Scott Feldman is not an ace, but the club has an interest in re-signing the veteran right-hander, another midseason trade acquisition. Feldman has shown a mutual interest, but the Orioles would be best served by working fast to re-sign him before he hits the open market; that would happen six days after the World Series ends.
Feldman also fits well because he's a ground-ball pitcher, which plays to the Orioles' superior defense.
The Orioles will also explore re-signing outfielder Nate McLouth and second baseman Brian Roberts, likely to one-year deals, but will also explore signing other hitters who could help their on-base percentage.
The bullpen makeup is more certain. Before the season ended, Duquette said he would tender closer Jim Johnson, who is entering his final season of arbitration eligibility, a contract for 2014.
Johnson figures to make up to $9 million in the arbitration process. At that price, Johnson — who led the majors in saves (50) and blown saves (nine) — certainly would be used in the closer role again.
“It's one of those things you won't truly appreciate until it's not there,” manager Buck Showalter said. “I can't make people realize how hard it is to do what these guys do in the ninth inning. ... Jimmy has never wavered in his belief in his team. We'd all love for it to be aesthetically [pleasing] and go out there and throw nine pitches and strike everybody out, and the game's over after the eighth inning. … It's hard to do. When you find someone who can do it, you better realize what you've got. They don't come along very often.
The arbitration process will bring hefty raises to players such as Davis, Johnson and catcher Matt Wieters.
“The point that I would make is that we put as much as we can toward the major league payroll, and by reconnecting with our fans, we can appropriate additional dollars because the team is more popular in the market,” Duquette said. “But having said that, we need to be very judicious about how we spend that money because this is the American League East. I think the best way for us to be competitive is to have a good solid development program. ... I really think the solution to having a good team year in and year out is for us to continue to improve our player development operations, particularly with the pitching.”
While Davis and Wieters remain under team control through the 2015 season, one of the biggest offseason storylines will be whether the club pursues talks with one or both on a long-term deal.
Duquette appears open to talking this offseason; both players are represented by Scott Boras, who is notoriously difficult to negotiate with.

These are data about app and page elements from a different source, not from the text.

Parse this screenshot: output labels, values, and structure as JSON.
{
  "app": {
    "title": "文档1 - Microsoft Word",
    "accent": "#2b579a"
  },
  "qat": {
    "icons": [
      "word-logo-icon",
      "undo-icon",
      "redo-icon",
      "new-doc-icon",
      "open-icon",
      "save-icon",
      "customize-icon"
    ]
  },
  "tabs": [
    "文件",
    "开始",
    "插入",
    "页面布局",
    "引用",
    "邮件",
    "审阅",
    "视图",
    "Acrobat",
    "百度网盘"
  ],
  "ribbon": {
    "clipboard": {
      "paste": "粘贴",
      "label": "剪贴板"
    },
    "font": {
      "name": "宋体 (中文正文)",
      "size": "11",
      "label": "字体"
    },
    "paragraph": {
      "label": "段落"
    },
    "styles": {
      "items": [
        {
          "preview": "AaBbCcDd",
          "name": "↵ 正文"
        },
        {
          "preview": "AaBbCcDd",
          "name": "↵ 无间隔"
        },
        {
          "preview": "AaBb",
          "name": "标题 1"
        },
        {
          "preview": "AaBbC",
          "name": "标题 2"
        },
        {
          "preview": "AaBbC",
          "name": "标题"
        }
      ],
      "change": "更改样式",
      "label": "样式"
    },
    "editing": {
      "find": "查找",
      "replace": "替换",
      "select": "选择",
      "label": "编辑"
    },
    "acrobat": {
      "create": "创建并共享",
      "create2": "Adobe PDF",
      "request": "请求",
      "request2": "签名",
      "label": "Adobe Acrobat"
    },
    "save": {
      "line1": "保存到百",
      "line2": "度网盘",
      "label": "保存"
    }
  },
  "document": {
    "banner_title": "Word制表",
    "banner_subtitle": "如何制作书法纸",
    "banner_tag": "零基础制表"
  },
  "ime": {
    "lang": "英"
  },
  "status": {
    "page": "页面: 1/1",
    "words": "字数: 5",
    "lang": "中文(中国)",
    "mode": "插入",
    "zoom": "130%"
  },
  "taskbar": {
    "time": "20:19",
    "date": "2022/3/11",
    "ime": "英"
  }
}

“To me, the biggest thing the Orioles need to know is whether they have a shared future with Chris Davis and Matt Wieters,” said ESPN senior writer Buster Olney. “They need to get a read on whether they can sign one or both to long-term deals, and that will shape everything that follows. If they cannot, they should consider trading one or both; this is what has distinguished the Rays and Athletics — trading their veterans at exactly the right time to maximize value.”
Getting back to the playoffs
Here is a team statistical comparison of this season's team to last year's playoff club. Most offensive categories improved, but most pitching categories declined.
Statistic 2012 2013
Batting avg. .247 .260
On-base percentage .311 .313
Slugging percentage .417 .431
Avg. RISP .256 .266
Home runs 214 212
Runs scored 712 745
Runs allowed 705 709
Home runs allowed 184 202
Staff ERA 3.90 4.20
Rotation ERA 4.42 4.57
Bullpen ERA 3.00 3.52
Saves/Save opps 55/73 57/84
Save opp percentage 75% 68%
Fielding percentage .983 .991
Copyright © 2014, The Baltimore Sun